According to the professor, going out into the street with only sandals on was not well seen and was comparable to someone going to the supermarket today wearing slippers.
However, he also said that various latin sources cite some important people in Roman times, such as the famous Roman general and consul Scipio Africanus and Mark Antony – the very same one who, legend has it, had a love affair with the Egyptian queen Cleopatra – who were often seen wearing sandals outside.
He added that “they were strongly criticised” for doing so.
The expert also explained that different types of sandal wood used during the era. The ones made using esparto grass were more often used during the summer months, while ones with leather soles were more of a autumn or winter accoutrement.
Sandals could also be items of luxury, Professor explained. For instance, the Roman Empress Poppaea Sabina, who was Emperor Nero second wife, had sandals made for her using gold and precious stones. She even designed similar ones, using the same expensive materials, for her horses.
It is however unclear if she planned to make any of her steeds consuls, as Emperor Caligula is famous for having wanted to do.
Regarding the owner of this particular sandal, the professor reported that it belonged to a short person. He believes that it was probably a woman from a low socio-economic background, as the sandals were very common and used by poor people when at home.

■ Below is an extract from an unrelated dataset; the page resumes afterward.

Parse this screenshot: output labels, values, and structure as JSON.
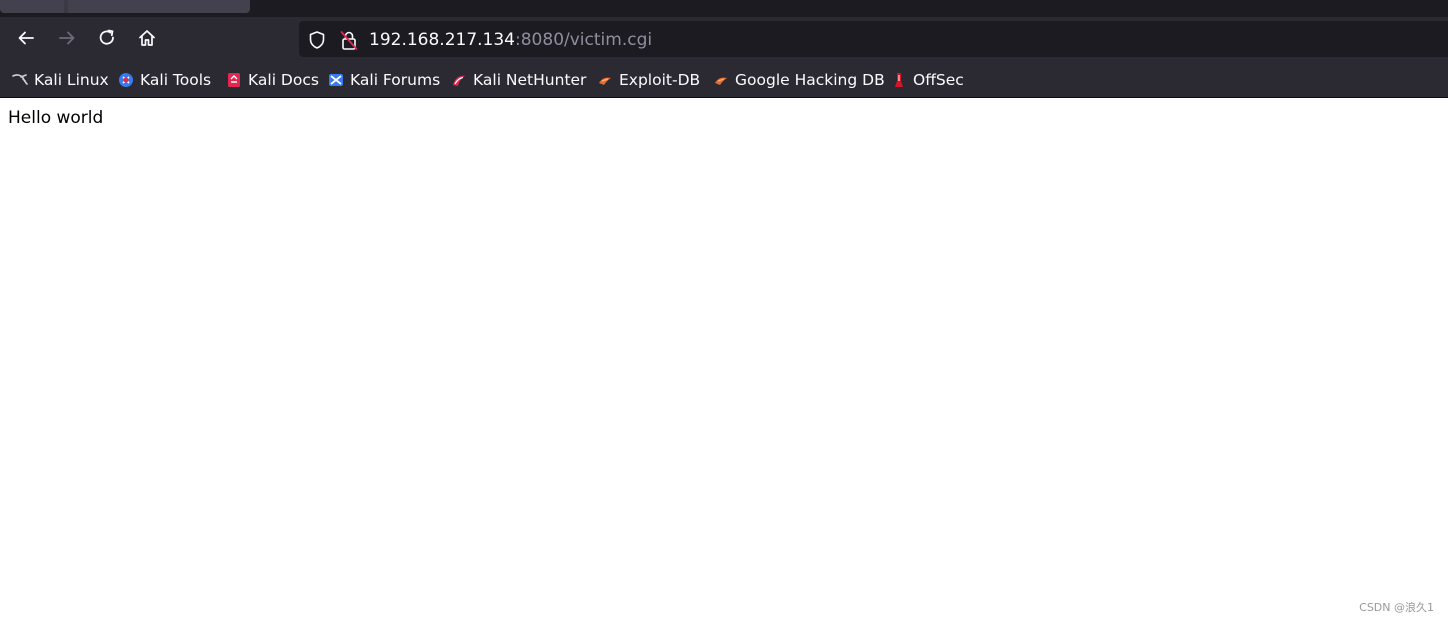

He said it is still unclear why the sandal was burned, but there is one theory that stipulates that given that Elda was a very important strategic location as it gave the Romans access to the port of Alicante, “there might have been a military conflict in the area and therefore a fire, and the person might have run away, leaving her personal belongings behind, with them then being burned and buried.”

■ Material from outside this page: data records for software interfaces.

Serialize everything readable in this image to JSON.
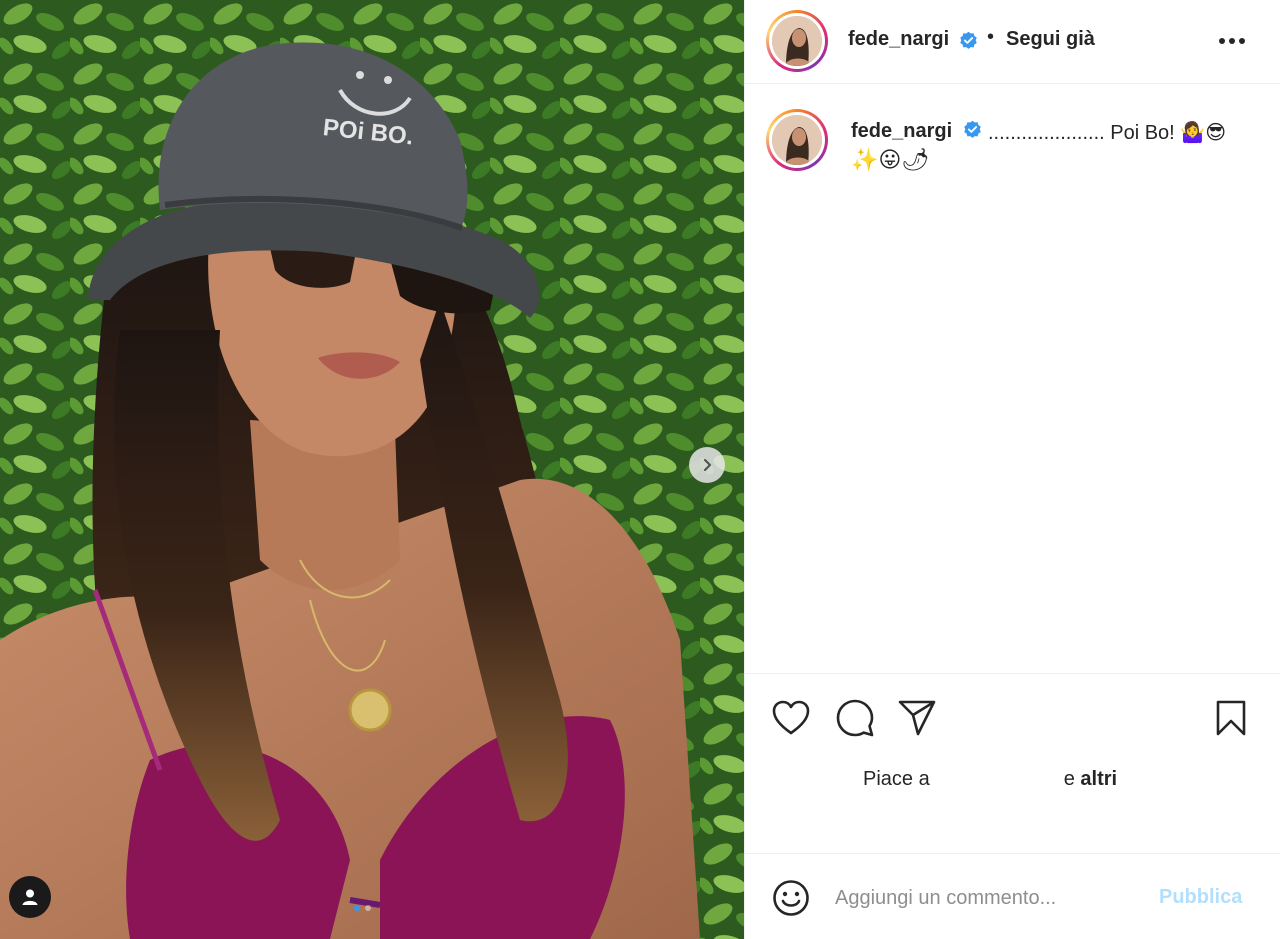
{
  "post": {
    "username": "fede_nargi",
    "follow_status": "Segui già",
    "separator": "•",
    "hat_text": "POi BO."
  },
  "caption": {
    "username": "fede_nargi",
    "text": "..................... Poi Bo! 🤷‍♀️😎",
    "text_line2": "✨😛🌶"
  },
  "actions": {
    "likes_prefix": "Piace a",
    "likes_suffix": "e",
    "likes_others": "altri"
  },
  "comment_box": {
    "placeholder": "Aggiungi un commento...",
    "post_label": "Pubblica"
  },
  "carousel": {
    "total_slides": 2,
    "current_slide": 1
  },
  "colors": {
    "verified": "#3897f0",
    "post_button_disabled": "#b2dffc",
    "bikini": "#8b1457",
    "hat": "#4a4d50"
  },
  "icons": {
    "like": "heart-icon",
    "comment": "comment-bubble-icon",
    "share": "paper-plane-icon",
    "save": "bookmark-icon",
    "emoji": "smiley-icon",
    "more": "ellipsis-icon",
    "next": "chevron-right-icon",
    "tags": "user-tag-icon",
    "verified": "verified-badge-icon"
  }
}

Professor Poveda Navarro also said that the reason that the leather that would have been used to strap the sandal to the wearer’s ankle had disappeared was because it becomes more eroded over time than esparto grass does.
The esparto grass industry in south-eastern Spain was very important, all the way from the Roman era to almost the end of the 19th Century.
The south-eastern part of the Iberian peninsula, which includes the current provinces of Murcia, Alicante and Albacete, was a very important esparto grass area, known by the Greeks as “spartarion”.
The Roman capital of Carthago Nova (the current Cartagena, in the south-eastern Spanish region of Murcia, not to be confused with Carthage in what is now Tunisia), was known as “Spartaria” and its territory was called “Campus Spartarius”.
Elda, where the museum is located, is known in Spain as the ‘shoe capital’ because the shoe industry was and still is very important to the local economy.